Jamie BorelliHonors Program Student

Four years ago I was sitting with my college acceptance letters deciding which school I would attend in the fall. I sifted through until I had narrowed it down to two schools - Lasell College and Johnson and Wales University. Not really sure of where I wanted to go, I made my decision to come to Lasell based on three things: it was near Boston, I received some money and would be in the Honors Program, and it was close enough to home. On Lasell’s website I continuously came across the term “Connected Learning.” I could tell that it has something to do with out-of-classroom experiences. "This isn’t just your typical read-your-textbooks-and-take-exams kind of school." "Big deal," I thought to myself.

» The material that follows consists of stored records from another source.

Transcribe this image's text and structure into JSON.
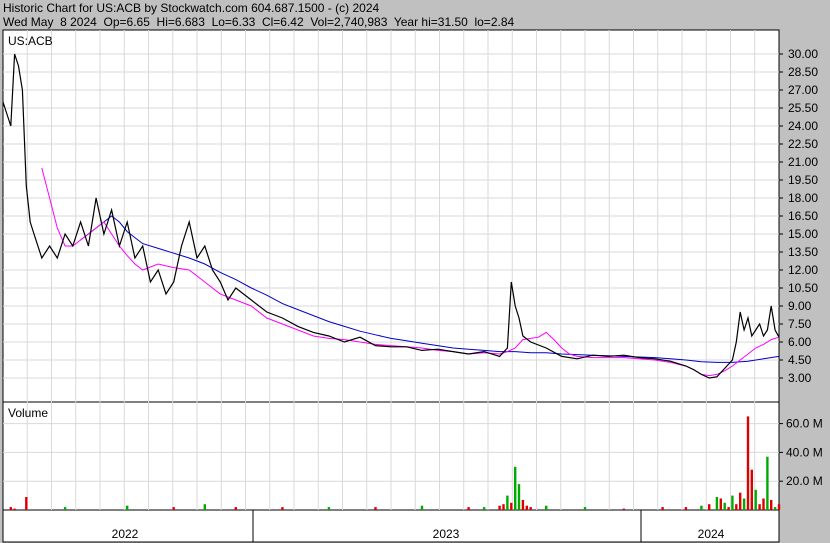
{
  "header": {
    "line1": "Historic Chart for US:ACB by Stockwatch.com 604.687.1500 - (c) 2024",
    "line2": "Wed May  8 2024  Op=6.65  Hi=6.683  Lo=6.33  Cl=6.42  Vol=2,740,983  Year hi=31.50  lo=2.84"
  },
  "price_panel": {
    "symbol": "US:ACB"
  },
  "volume_panel": {
    "title": "Volume"
  },
  "colors": {
    "background": "#c0c0c0",
    "plot_bg": "#ffffff",
    "grid": "#d9d9d9",
    "price": "#000000",
    "ma_fast": "#ff00ff",
    "ma_slow": "#0000cc",
    "vol_up": "#00aa00",
    "vol_down": "#dd0000"
  },
  "chart_data": {
    "type": "line",
    "x_axis": {
      "labels": [
        "2022",
        "2023",
        "2024"
      ]
    },
    "y_axis_price": {
      "min": 1.0,
      "max": 32.0,
      "ticks": [
        3.0,
        4.5,
        6.0,
        7.5,
        9.0,
        10.5,
        12.0,
        13.5,
        15.0,
        16.5,
        18.0,
        19.5,
        21.0,
        22.5,
        24.0,
        25.5,
        27.0,
        28.5,
        30.0
      ]
    },
    "y_axis_volume": {
      "min": 0,
      "max": 75,
      "ticks": [
        "20.0 M",
        "40.0 M",
        "60.0 M"
      ],
      "tick_values": [
        20,
        40,
        60
      ]
    },
    "x_range": [
      0,
      100
    ],
    "price_series": {
      "name": "Price",
      "x": [
        0,
        1,
        1.5,
        2,
        2.5,
        3,
        3.5,
        4,
        5,
        6,
        7,
        8,
        9,
        10,
        11,
        12,
        13,
        14,
        15,
        16,
        17,
        18,
        19,
        20,
        21,
        22,
        23,
        24,
        25,
        26,
        27,
        28,
        29,
        30,
        32,
        34,
        36,
        38,
        40,
        42,
        44,
        46,
        48,
        50,
        52,
        54,
        56,
        58,
        60,
        62,
        64,
        65,
        65.5,
        66,
        66.5,
        67,
        68,
        70,
        72,
        74,
        76,
        78,
        80,
        82,
        84,
        86,
        88,
        89,
        90,
        91,
        92,
        93,
        94,
        94.5,
        95,
        95.5,
        96,
        96.5,
        97,
        97.5,
        98,
        98.5,
        99,
        99.5,
        100
      ],
      "y": [
        26,
        24,
        30,
        29,
        27,
        19,
        16,
        15,
        13,
        14,
        13,
        15,
        14,
        16,
        14,
        18,
        15,
        17,
        14,
        16,
        13,
        14,
        11,
        12,
        10,
        11,
        14,
        16,
        13,
        14,
        12,
        11,
        9.5,
        10.5,
        9.5,
        8.5,
        8.0,
        7.3,
        6.8,
        6.5,
        6.0,
        6.4,
        5.7,
        5.6,
        5.6,
        5.3,
        5.4,
        5.2,
        5.0,
        5.2,
        4.8,
        5.5,
        11.0,
        9.0,
        8.0,
        6.5,
        6.0,
        5.5,
        4.8,
        4.6,
        4.9,
        4.8,
        4.9,
        4.7,
        4.6,
        4.4,
        4.0,
        3.7,
        3.3,
        3.0,
        3.1,
        3.8,
        4.5,
        6.0,
        8.5,
        7.0,
        8.0,
        6.5,
        7.0,
        7.5,
        6.5,
        7.0,
        9.0,
        7.0,
        6.4
      ]
    },
    "series": [
      {
        "x": [
          5,
          6,
          7,
          8,
          9,
          10,
          11,
          12,
          13,
          14,
          15,
          16,
          17,
          18,
          20,
          22,
          24,
          26,
          28,
          30,
          32,
          34,
          36,
          38,
          40,
          42,
          44,
          46,
          48,
          50,
          52,
          54,
          56,
          58,
          60,
          62,
          64,
          65,
          66,
          67,
          68,
          69,
          70,
          71,
          72,
          73,
          74,
          76,
          78,
          80,
          82,
          84,
          86,
          88,
          89,
          90,
          91,
          92,
          93,
          94,
          95,
          96,
          97,
          98,
          99,
          100
        ],
        "y": [
          20.5,
          18.0,
          15.5,
          14.0,
          14.0,
          14.5,
          15.0,
          15.5,
          16.0,
          15.0,
          14.0,
          13.2,
          12.5,
          12.0,
          12.5,
          12.2,
          12.0,
          11.0,
          10.0,
          9.5,
          9.0,
          8.0,
          7.5,
          7.0,
          6.5,
          6.3,
          6.2,
          6.0,
          5.8,
          5.7,
          5.6,
          5.5,
          5.3,
          5.2,
          5.0,
          5.1,
          5.0,
          5.2,
          5.5,
          6.2,
          6.3,
          6.4,
          6.8,
          6.2,
          5.5,
          5.0,
          4.8,
          4.7,
          4.7,
          4.7,
          4.6,
          4.5,
          4.3,
          4.0,
          3.7,
          3.3,
          3.2,
          3.3,
          3.6,
          4.0,
          4.5,
          5.0,
          5.5,
          5.8,
          6.2,
          6.4
        ]
      },
      {
        "x": [
          10,
          11,
          12,
          13,
          14,
          15,
          16,
          17,
          18,
          20,
          22,
          24,
          26,
          28,
          30,
          32,
          34,
          36,
          38,
          40,
          42,
          44,
          46,
          48,
          50,
          52,
          54,
          56,
          58,
          60,
          62,
          64,
          66,
          68,
          70,
          72,
          74,
          76,
          78,
          80,
          82,
          84,
          86,
          88,
          90,
          92,
          94,
          96,
          98,
          100
        ],
        "y": [
          14.5,
          15.0,
          15.5,
          16.0,
          16.5,
          16.0,
          15.2,
          14.7,
          14.2,
          13.8,
          13.4,
          13.0,
          12.5,
          11.8,
          11.2,
          10.5,
          9.9,
          9.2,
          8.7,
          8.2,
          7.7,
          7.3,
          6.9,
          6.6,
          6.3,
          6.1,
          5.9,
          5.7,
          5.5,
          5.4,
          5.3,
          5.2,
          5.2,
          5.1,
          5.1,
          5.0,
          4.95,
          4.9,
          4.85,
          4.8,
          4.75,
          4.7,
          4.6,
          4.5,
          4.35,
          4.3,
          4.3,
          4.4,
          4.6,
          4.8
        ]
      }
    ],
    "volume_series": {
      "name": "Volume",
      "x": [
        1,
        1.5,
        3,
        8,
        16,
        22,
        26,
        30,
        36,
        42,
        48,
        54,
        60,
        62,
        64,
        64.5,
        65,
        65.5,
        66,
        66.5,
        67,
        67.5,
        68,
        70,
        75,
        80,
        85,
        88,
        90,
        91,
        92,
        92.5,
        93,
        93.5,
        94,
        94.5,
        95,
        95.5,
        96,
        96.5,
        97,
        97.5,
        98,
        98.5,
        99,
        99.5,
        100
      ],
      "values": [
        2,
        1,
        9,
        2,
        3,
        2,
        4,
        2,
        2,
        2,
        2,
        3,
        2,
        2,
        3,
        4,
        10,
        5,
        30,
        18,
        7,
        3,
        2,
        3,
        2,
        1,
        2,
        2,
        3,
        4,
        9,
        8,
        5,
        2,
        10,
        4,
        12,
        8,
        65,
        28,
        14,
        4,
        8,
        37,
        7,
        2,
        4
      ],
      "up": [
        false,
        false,
        false,
        true,
        true,
        false,
        true,
        false,
        false,
        true,
        false,
        true,
        false,
        true,
        false,
        false,
        true,
        false,
        true,
        true,
        false,
        false,
        false,
        true,
        true,
        false,
        false,
        false,
        true,
        false,
        true,
        false,
        true,
        false,
        true,
        false,
        false,
        true,
        false,
        false,
        true,
        false,
        false,
        true,
        false,
        true,
        false
      ]
    }
  }
}
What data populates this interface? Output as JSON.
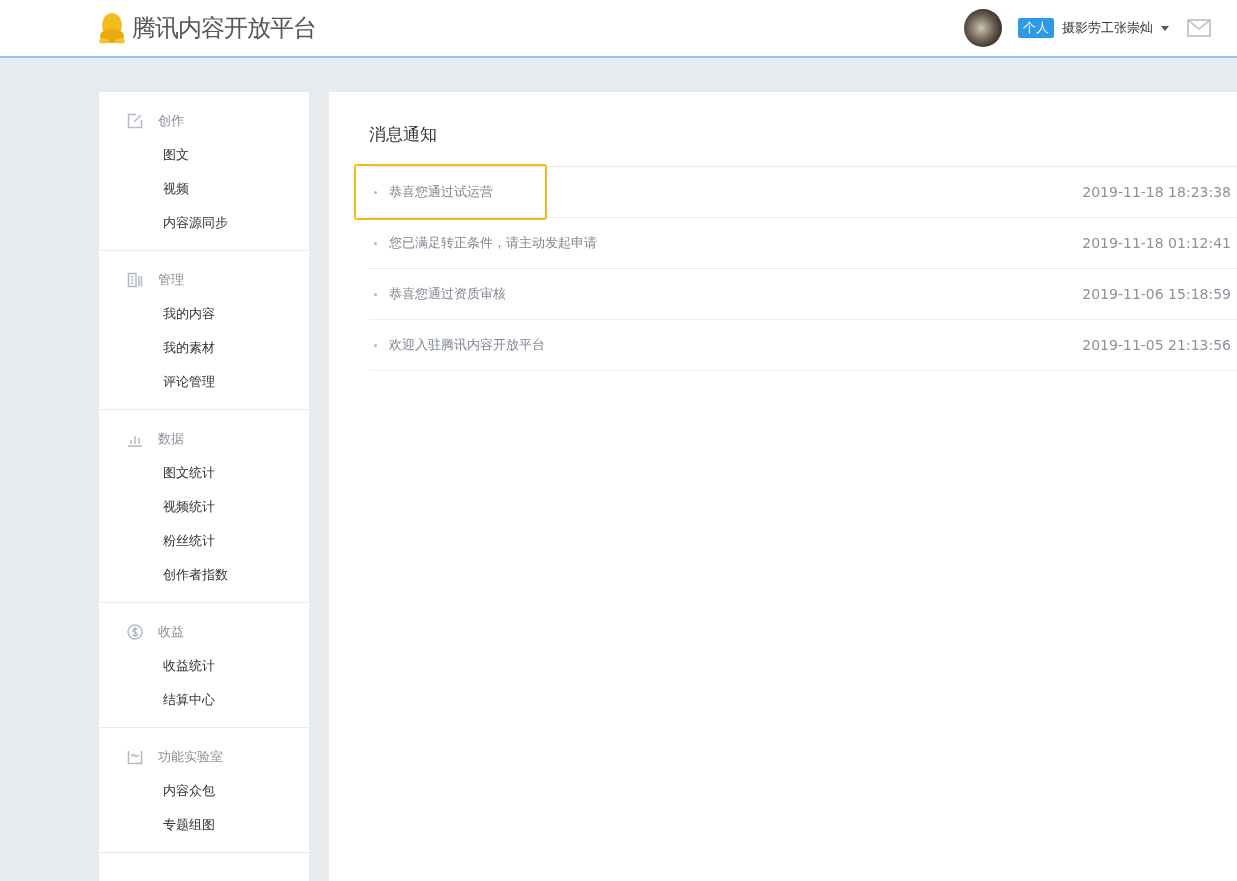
{
  "header": {
    "logo_text": "腾讯内容开放平台",
    "account_badge": "个人",
    "username": "摄影劳工张崇灿"
  },
  "sidebar": {
    "groups": [
      {
        "title": "创作",
        "items": [
          "图文",
          "视频",
          "内容源同步"
        ]
      },
      {
        "title": "管理",
        "items": [
          "我的内容",
          "我的素材",
          "评论管理"
        ]
      },
      {
        "title": "数据",
        "items": [
          "图文统计",
          "视频统计",
          "粉丝统计",
          "创作者指数"
        ]
      },
      {
        "title": "收益",
        "items": [
          "收益统计",
          "结算中心"
        ]
      },
      {
        "title": "功能实验室",
        "items": [
          "内容众包",
          "专题组图"
        ]
      }
    ]
  },
  "main": {
    "title": "消息通知",
    "messages": [
      {
        "text": "恭喜您通过试运营",
        "time": "2019-11-18 18:23:38",
        "highlighted": true
      },
      {
        "text": "您已满足转正条件，请主动发起申请",
        "time": "2019-11-18 01:12:41",
        "highlighted": false
      },
      {
        "text": "恭喜您通过资质审核",
        "time": "2019-11-06 15:18:59",
        "highlighted": false
      },
      {
        "text": "欢迎入驻腾讯内容开放平台",
        "time": "2019-11-05 21:13:56",
        "highlighted": false
      }
    ]
  }
}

Throughout my years at Lasell I have had four experiences of Connected Learning I significantly benefited from, and have gained skills and knowledge that I would not have been able to learn just from a classroom learning environment. One was in the Honors Seminar Leadership fall of sophomore year. The project consisted of planning a trip to New Orleans to do service work after Hurricane Katrina and to Cape Cod to work with Habitat for Humanity. The class was dedicated to learning about leaders and how to gain leadership abilities. The class was also to come up with some sort of project to show leadership. Some people in the class, including myself, planned a trip to work with Habitat for Humanity on Cape Cod. On the trip to Cape Cod I saw a place I had loved so much, since I had vacationed there every year since I was young, in a whole new light. I had never imagined the poverty on the Cape the way it actually was. Vacationing, I always stayed in the nice tourist-driven places, and now I was made aware of an entire group of people who could barely afford to buy groceries while I was lying on the beach enjoying myself for a week, something these people would never be able to do.

Jamie’s Honors 205 in New Orleans after Katrina
Jamie’s Honors 205 in New Orleans after Katrina

While working for Habitat for Humanity I moved dirt from a large pile to the foundation of the house. The entire foundation had to be surrounded with dirt and leveled out all the way around the house. It was tiring work, but the other volunteers we were working with, who were from Martha’s Vineyard, made the day go by quickly by talking to us and helping us do this job that before that day, I never would have been inclined to do. I learned a lot through doing Habitat for Humanity. First, it felt good to do something for people who couldn’t afford to pay for it. It was a very humbling experience as well. We are able to meet the owner of the house, who came by as we were working on it. She seemed like a regular woman, not someone who would not be able to afford a house to live in. She was more than grateful to the people who came to give their time and effort to help her, and it was a satisfying experience to see her so happy because strangers had lent her a helping hand when she needed it most. I wished that I could get more people involved in this kind of work, because it is truly moving to know that you are doing work for someone who would never be able to afford it. This woman didn’t even have running water before Habitat for Humanity came to help her, and the kindness of strangers enabled her to have something, like running water, that people, including myself, take for granted every day.

Honors 205: A continuing relationship with Habitat on Cape Cod
Honors 205: A continuing relationship with Habitat on Cape Cod

Through this class I learned the true meaning of leadership. It’s not about running an organization or being the leader of a group. Leadership is something that we all can do, but in our own way. No two leaders are alike in the things they do and believe in. Going to Cape Cod made me realize that no matter where I am, there is someone who can use help, and being a leader is about finding ways to help these people. The Cape is somewhere I had gone every year since I was little and by going to do Habitat for Humanity I saw a population of people I never knew existed.

Connected Learning has enriched my educational experience at Lasell College. Through the experiences I was able to apply the knowledge I learned in the classroom setting in real life experiences. Also, I was able to build on that knowledge. Connected Learning also gave me the opportunity to learn about myself as a person, and grow. I was able to learn my leadership style and the way in which I react to problems. These experiences also helped me define my career goals, in narrowing populations and settings that I wish to work in.

My education at Lasell College has been about becoming interested in what I am learning and applying it in real settings. Whether it be at an internship, or in a class, Connected Learning has broadened the way I think by allowing me to use the knowledge that I have in new ways. After leaving Lasell College I will not leave with only a degree. I will leave with a sense of who I am, what I want to do, and experience in doing it. This is because of the experienced I gained through Connected Learning.

Faculty Profile

Tom Lightner, Ph.D.Visiting Assistant Professor; Director of the Lasell College Accounting Program Partnership at SICTProfessor Tom Lightner is a Visiting Assistant Professor and Director of the Lasell College Accounting Program Partnership at SICT.  

News Highlight

Lasell Introduces Cross-Registration Program with Regis College, Expanding on Courses Offered  Monday, March 30, 2015Lasell College will begin a cross-registration program with Regis College this Fall, enabling undergraduate students to enroll in additional courses there at no additional cost. Lasell students will be able to add selected Regis courses to their Lasell schedule starting with pre-registration this April.

Featured Event

Graduate Information Session  Wednesday, August 20, 2014